If you are looking for performance at a great price its hard to beat the R-15. With the addition of an accuwedge it is complete (pretty much 90% of AR’s). I can shoot my friends Colt AR Stainless 20” heavy barrel just as accurately and I paid $450 less. There are new models with collapsible stocks and longer barrels. Currently the list price is $1,236 but watch for sales at large sporting goods retailers and pick it up for around $999. It comes with a plastic case, gun lock and one magazine.
A qualified gunsmith could thread the barrel if that is something you are interested in, it is not an option to buy that way at this time.

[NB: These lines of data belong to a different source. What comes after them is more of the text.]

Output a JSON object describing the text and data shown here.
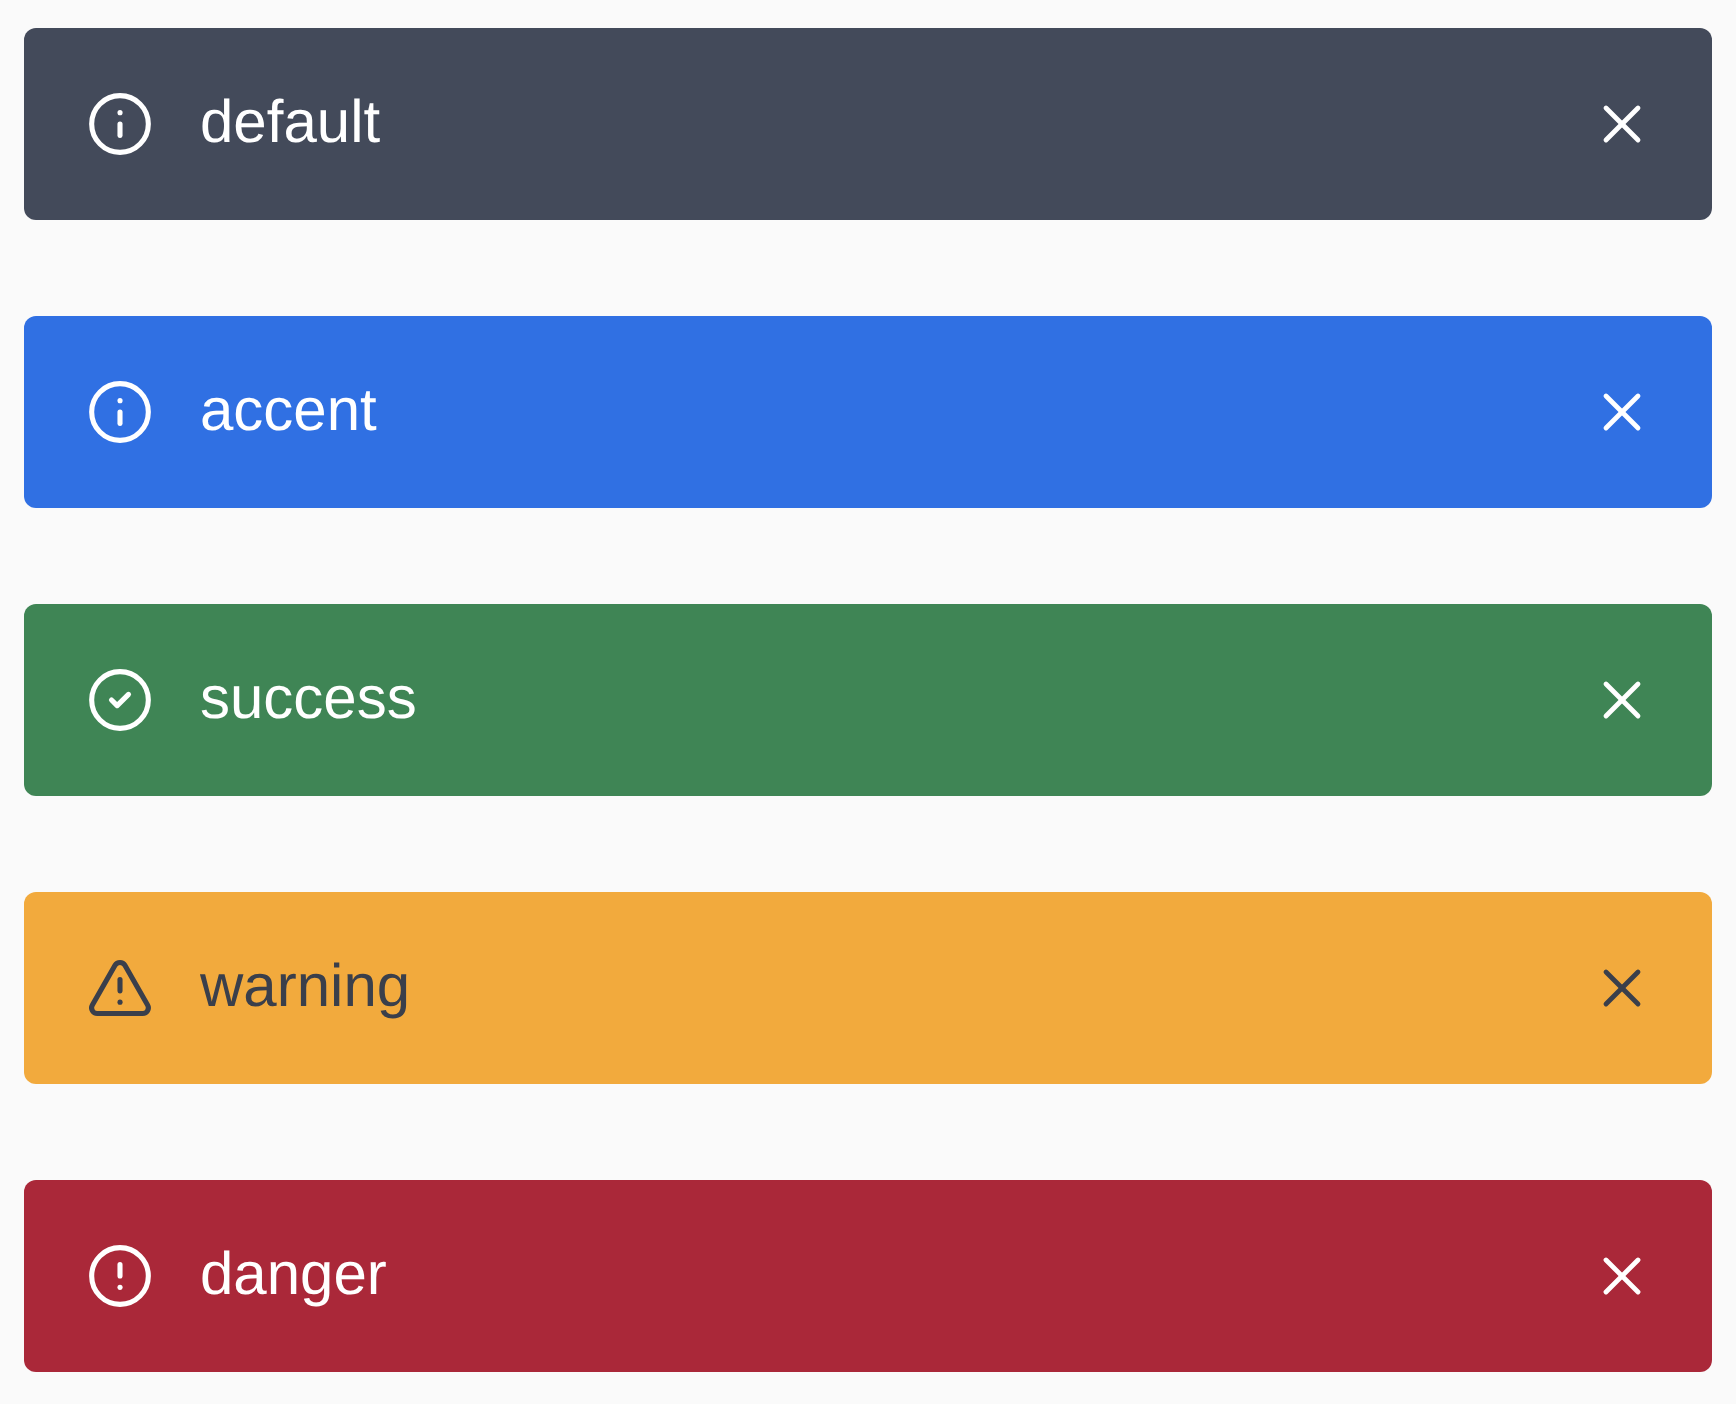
{
  "alerts": [
    {
      "kind": "info",
      "label": "default",
      "color": "#434a5a",
      "dark_text": false
    },
    {
      "kind": "info",
      "label": "accent",
      "color": "#3070e3",
      "dark_text": false
    },
    {
      "kind": "success",
      "label": "success",
      "color": "#3f8555",
      "dark_text": false
    },
    {
      "kind": "warning",
      "label": "warning",
      "color": "#f2aa3d",
      "dark_text": true
    },
    {
      "kind": "danger",
      "label": "danger",
      "color": "#aa2839",
      "dark_text": false
    }
  ]
}
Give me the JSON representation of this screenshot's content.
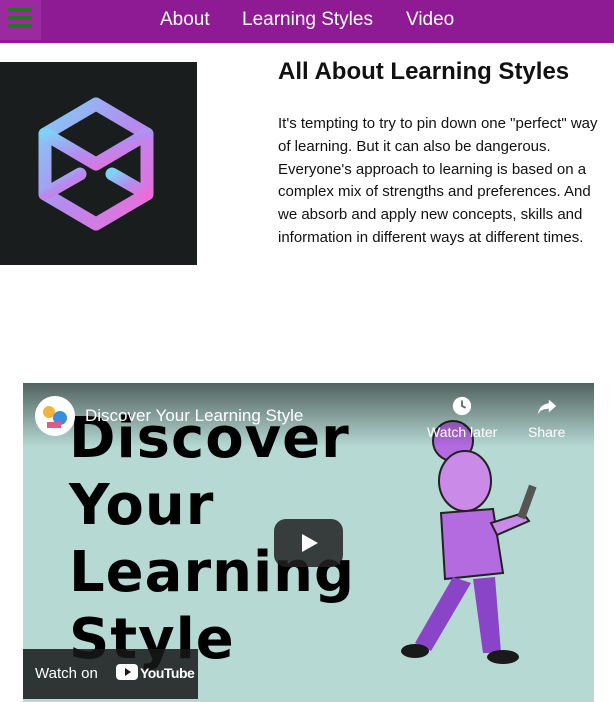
{
  "nav": {
    "links": [
      {
        "label": "About"
      },
      {
        "label": "Learning Styles"
      },
      {
        "label": "Video"
      }
    ]
  },
  "colors": {
    "nav_background": "#8e1a94",
    "menu_icon": "#1f7a1f",
    "video_background": "#b6d9d3"
  },
  "intro": {
    "heading": "All About Learning Styles",
    "paragraph": "It's tempting to try to pin down one \"perfect\" way of learning. But it can also be dangerous. Everyone's approach to learning is based on a complex mix of strengths and preferences. And we absorb and apply new concepts, skills and information in different ways at different times."
  },
  "video": {
    "title": "Discover Your Learning Style",
    "thumbnail_lines": [
      "Discover",
      "Your",
      "Learning",
      "Style"
    ],
    "watch_later_label": "Watch later",
    "share_label": "Share",
    "watch_on_label": "Watch on",
    "youtube_label": "YouTube"
  }
}
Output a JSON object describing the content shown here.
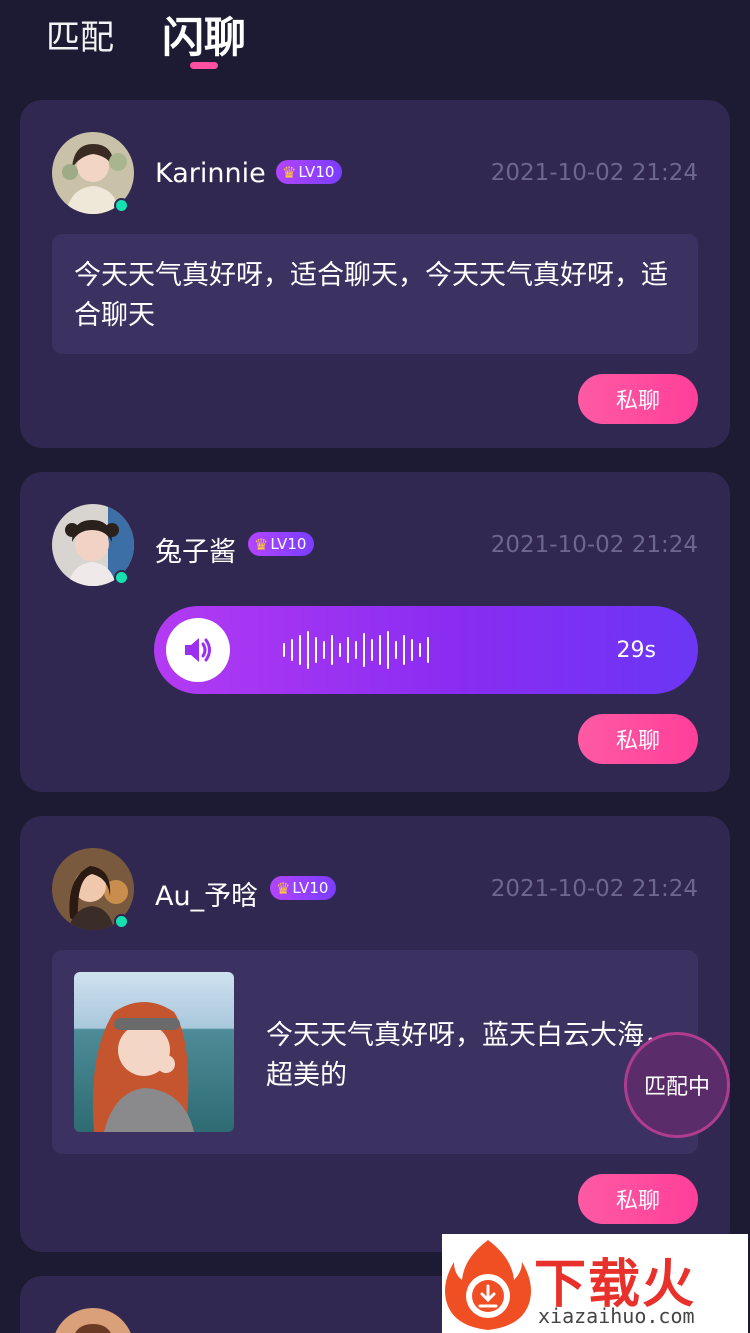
{
  "tabs": {
    "match_label": "匹配",
    "flash_label": "闪聊"
  },
  "posts": [
    {
      "username": "Karinnie",
      "level": "LV10",
      "time": "2021-10-02 21:24",
      "type": "text",
      "text": "今天天气真好呀，适合聊天，今天天气真好呀，适合聊天",
      "button": "私聊"
    },
    {
      "username": "兔子酱",
      "level": "LV10",
      "time": "2021-10-02 21:24",
      "type": "voice",
      "duration": "29s",
      "button": "私聊"
    },
    {
      "username": "Au_予晗",
      "level": "LV10",
      "time": "2021-10-02 21:24",
      "type": "image",
      "text": "今天天气真好呀，蓝天白云大海，超美的",
      "button": "私聊"
    }
  ],
  "floating": {
    "matching_label": "匹配中"
  },
  "watermark": {
    "title": "下载火",
    "url": "xiazaihuo.com"
  },
  "colors": {
    "background": "#1d1b33",
    "card": "#302850",
    "accent_pink": "#ff4fa3",
    "online": "#16e0b0"
  }
}
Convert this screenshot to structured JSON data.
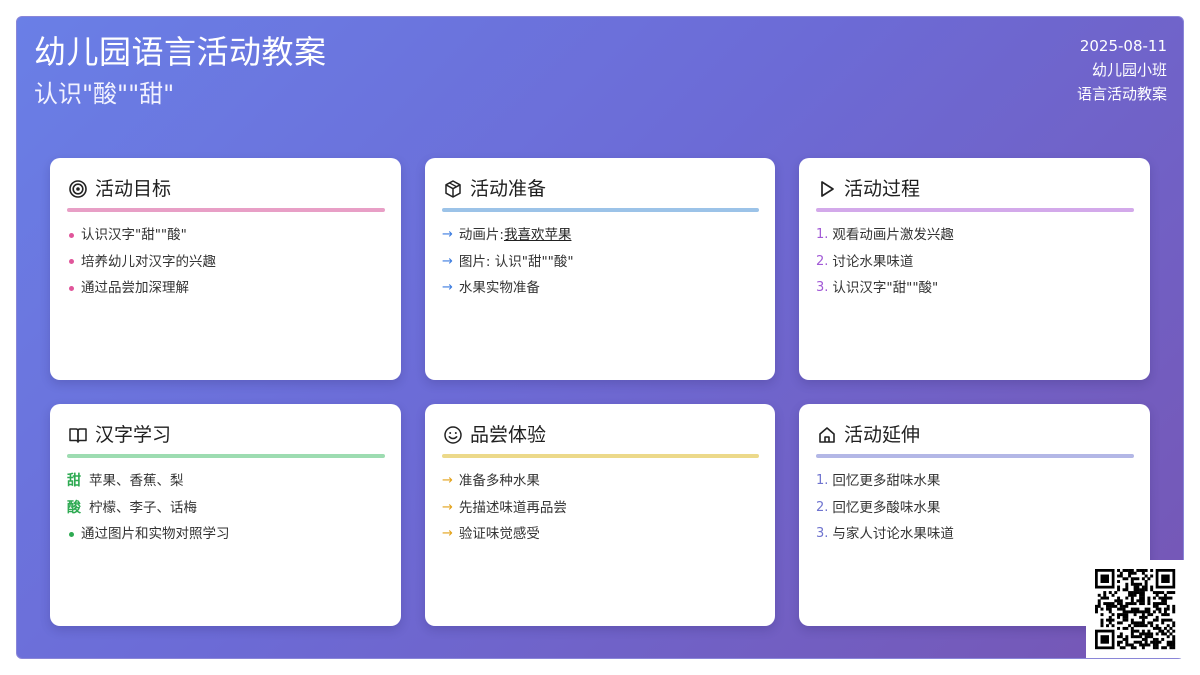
{
  "header": {
    "title": "幼儿园语言活动教案",
    "subtitle": "认识\"酸\"\"甜\"",
    "date": "2025-08-11",
    "class_name": "幼儿园小班",
    "doc_type": "语言活动教案"
  },
  "cards": [
    {
      "title": "活动目标",
      "icon": "target-icon",
      "accent": "#e89fc6",
      "items": [
        "认识汉字\"甜\"\"酸\"",
        "培养幼儿对汉字的兴趣",
        "通过品尝加深理解"
      ]
    },
    {
      "title": "活动准备",
      "icon": "box-icon",
      "accent": "#9cc3e8",
      "items": [
        {
          "prefix": "动画片: ",
          "link": "我喜欢苹果"
        },
        {
          "prefix": "图片: 认识\"甜\"\"酸\""
        },
        {
          "prefix": "水果实物准备"
        }
      ]
    },
    {
      "title": "活动过程",
      "icon": "play-icon",
      "accent": "#d3a9ea",
      "items": [
        "1.",
        "观看动画片激发兴趣",
        "2.",
        "讨论水果味道",
        "3.",
        "认识汉字\"甜\"\"酸\""
      ]
    },
    {
      "title": "汉字学习",
      "icon": "book-icon",
      "accent": "#9ddcb1",
      "items": [
        {
          "char": "甜",
          "text": "苹果、香蕉、梨"
        },
        {
          "char": "酸",
          "text": "柠檬、李子、话梅"
        },
        {
          "text": "通过图片和实物对照学习"
        }
      ]
    },
    {
      "title": "品尝体验",
      "icon": "smile-icon",
      "accent": "#ecd98a",
      "items": [
        "准备多种水果",
        "先描述味道再品尝",
        "验证味觉感受"
      ]
    },
    {
      "title": "活动延伸",
      "icon": "home-icon",
      "accent": "#b3b7e6",
      "items": [
        "1.",
        "回忆更多甜味水果",
        "2.",
        "回忆更多酸味水果",
        "3.",
        "与家人讨论水果味道"
      ]
    }
  ],
  "colors": {
    "pink_marker": "#e0559a",
    "blue_arrow": "#3d7de0",
    "purple_number": "#a25ad6",
    "green_marker": "#2eaa52",
    "orange_arrow": "#e3a21a",
    "indigo_number": "#6f74cf"
  }
}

Some will argue to spend as much on a scope as you did the firearm, others will say at least half. I spent about ¼ and have no complaints.
Predator and varmint weapons from any maker are essentially military and law enforcement grade weapons, just not advertised as such. There are probably some minor differences but for the average shooter, not worth the expense.
This is an entry in our non-fiction writing contest where you could win:
Second Prize) Winner will receive a Stealth Body Armor Level II vest courtesy of SafeGuard ARMOR™ LLC and a $150 gift certificate for Wolf Ammo courtesy of LuckyGunner.com A total prize value of over $600.
Third Prize) Winner will receive copies of both of my books “31 Days to Survival: A Complete Plan for Emergency Preparedness” and “Dirt-Cheap Survival Retreat: One Man’s Solution” and a Katadyn Siphon Water Filter courtesy of Mayflower Trading Company. A total prize value of $107.
Contest ends on June 5 2012.
- The Prepper's Guide to Surviving the End of the World, as We Know It: Gear, Skills, and Related Know-How
- The Prepared Prepper's Cookbook: Over 170 Pages of Food Storage Tips, and Recipes From Preppers All Over America!
- Dirt-Cheap Survival Retreat: One Man's Solution
- 31 Days to Survival: A Complete Plan for Emergency Preparedness